• [Work to be completed] Leave out the images and output the records word for word.

• [Material provided]
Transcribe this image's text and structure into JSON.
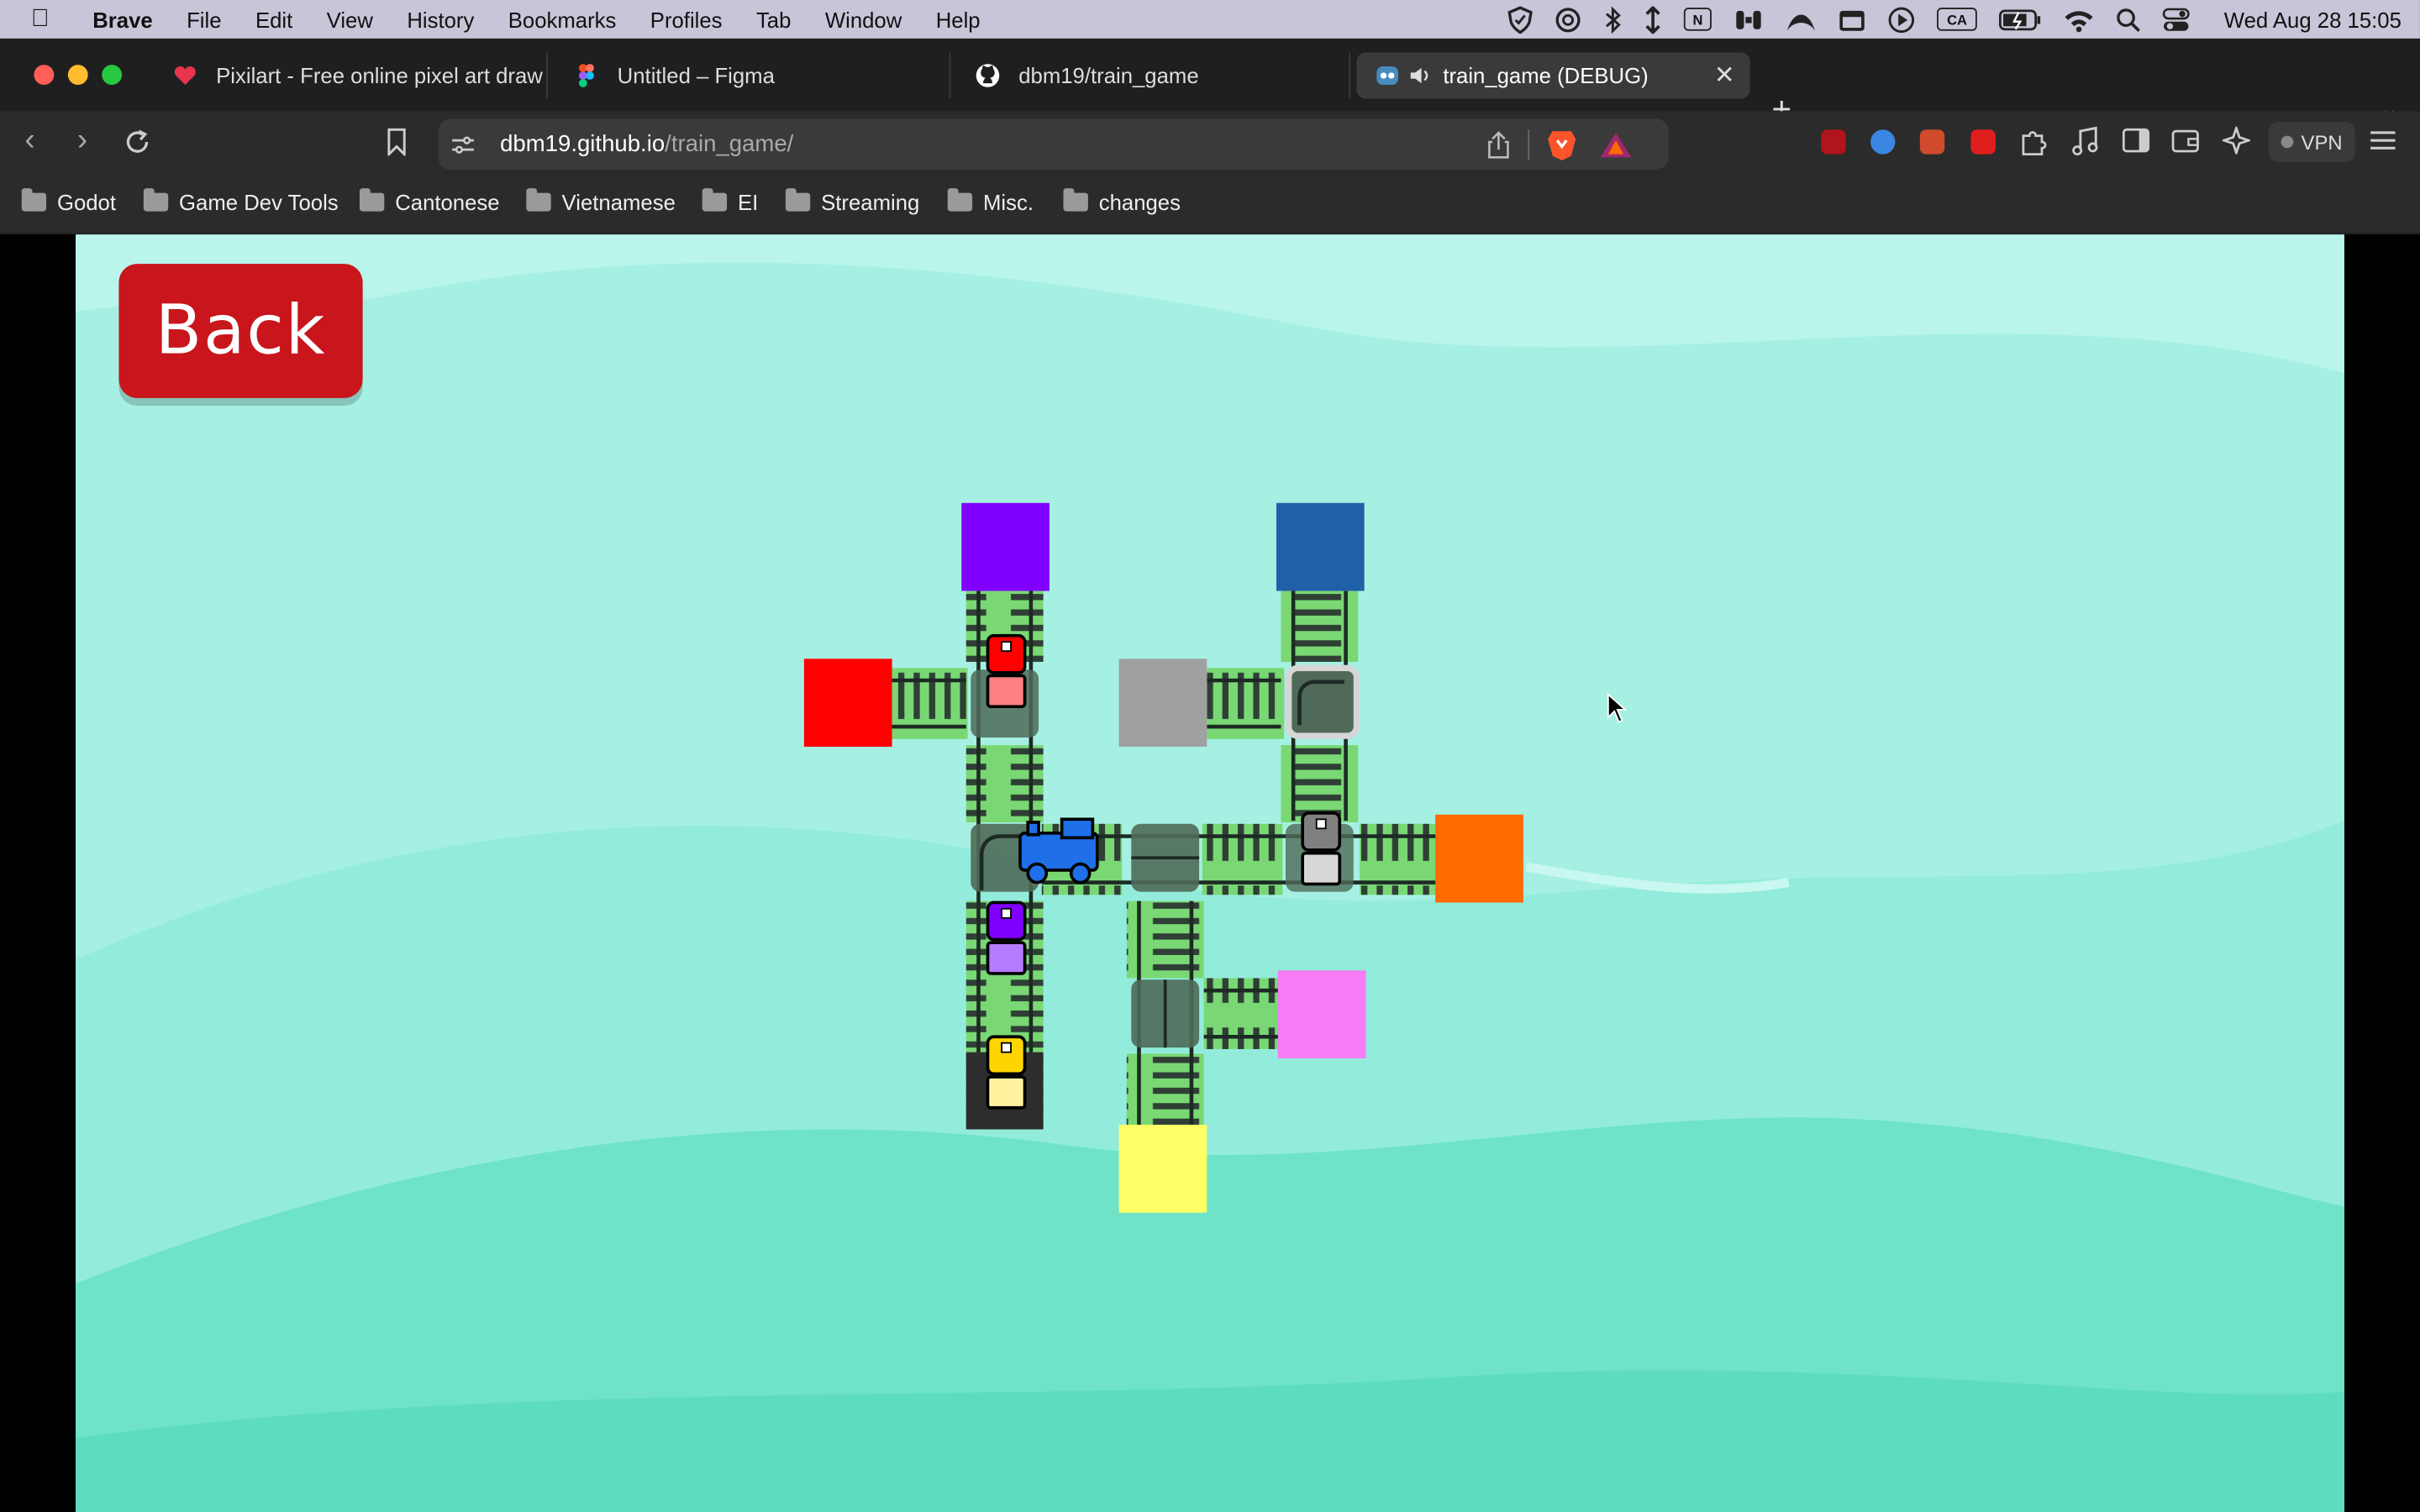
{
  "menubar": {
    "app_name": "Brave",
    "menus": [
      "File",
      "Edit",
      "View",
      "History",
      "Bookmarks",
      "Profiles",
      "Tab",
      "Window",
      "Help"
    ],
    "status_icons": [
      "shield-icon",
      "openai-icon",
      "bluetooth-icon",
      "arrows-updown-icon",
      "notion-icon",
      "airpods-icon",
      "arc-icon",
      "calendar-icon",
      "play-icon",
      "keyboard-input-icon",
      "battery-icon",
      "wifi-icon",
      "spotlight-icon",
      "control-center-icon"
    ],
    "input_source": "CA",
    "notion_letter": "N",
    "clock": "Wed Aug 28  15:05"
  },
  "tabs": [
    {
      "title": "Pixilart - Free online pixel art draw",
      "icon": "pixilart-heart-icon",
      "color": "#e8344e"
    },
    {
      "title": "Untitled – Figma",
      "icon": "figma-icon",
      "color": "#f24e1e"
    },
    {
      "title": "dbm19/train_game",
      "icon": "github-icon",
      "color": "#ffffff"
    },
    {
      "title": "train_game (DEBUG)",
      "icon": "godot-icon",
      "color": "#478cbf",
      "active": true
    }
  ],
  "toolbar": {
    "url_host": "dbm19.github.io",
    "url_path": "/train_game/",
    "vpn_label": "VPN"
  },
  "bookmarks": [
    "Godot",
    "Game Dev Tools",
    "Cantonese",
    "Vietnamese",
    "EI",
    "Streaming",
    "Misc.",
    "changes"
  ],
  "game": {
    "back_label": "Back",
    "colors": {
      "purple": "#8000ff",
      "blue": "#2060a8",
      "red": "#ff0000",
      "grey": "#a0a0a0",
      "orange": "#ff6a00",
      "pink": "#f57cf5",
      "yellow": "#ffff66",
      "grass": "#6fcf6a",
      "engine": "#1e6fe8"
    },
    "stations": [
      "purple",
      "blue",
      "red",
      "grey",
      "orange",
      "pink",
      "yellow"
    ],
    "trains": [
      "red",
      "purple",
      "yellow",
      "grey"
    ]
  }
}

• [Response]
Transcribe this image's text and structure into JSON.
{
  "menubar": {
    "app_name": "Brave",
    "menus": [
      "File",
      "Edit",
      "View",
      "History",
      "Bookmarks",
      "Profiles",
      "Tab",
      "Window",
      "Help"
    ],
    "status_icons": [
      "shield-icon",
      "openai-icon",
      "bluetooth-icon",
      "arrows-updown-icon",
      "notion-icon",
      "airpods-icon",
      "arc-icon",
      "calendar-icon",
      "play-icon",
      "keyboard-input-icon",
      "battery-icon",
      "wifi-icon",
      "spotlight-icon",
      "control-center-icon"
    ],
    "input_source": "CA",
    "notion_letter": "N",
    "clock": "Wed Aug 28  15:05"
  },
  "tabs": [
    {
      "title": "Pixilart - Free online pixel art draw",
      "icon": "pixilart-heart-icon",
      "color": "#e8344e"
    },
    {
      "title": "Untitled – Figma",
      "icon": "figma-icon",
      "color": "#f24e1e"
    },
    {
      "title": "dbm19/train_game",
      "icon": "github-icon",
      "color": "#ffffff"
    },
    {
      "title": "train_game (DEBUG)",
      "icon": "godot-icon",
      "color": "#478cbf",
      "active": true
    }
  ],
  "toolbar": {
    "url_host": "dbm19.github.io",
    "url_path": "/train_game/",
    "vpn_label": "VPN"
  },
  "bookmarks": [
    "Godot",
    "Game Dev Tools",
    "Cantonese",
    "Vietnamese",
    "EI",
    "Streaming",
    "Misc.",
    "changes"
  ],
  "game": {
    "back_label": "Back",
    "colors": {
      "purple": "#8000ff",
      "blue": "#2060a8",
      "red": "#ff0000",
      "grey": "#a0a0a0",
      "orange": "#ff6a00",
      "pink": "#f57cf5",
      "yellow": "#ffff66",
      "grass": "#6fcf6a",
      "engine": "#1e6fe8"
    },
    "stations": [
      "purple",
      "blue",
      "red",
      "grey",
      "orange",
      "pink",
      "yellow"
    ],
    "trains": [
      "red",
      "purple",
      "yellow",
      "grey"
    ]
  }
}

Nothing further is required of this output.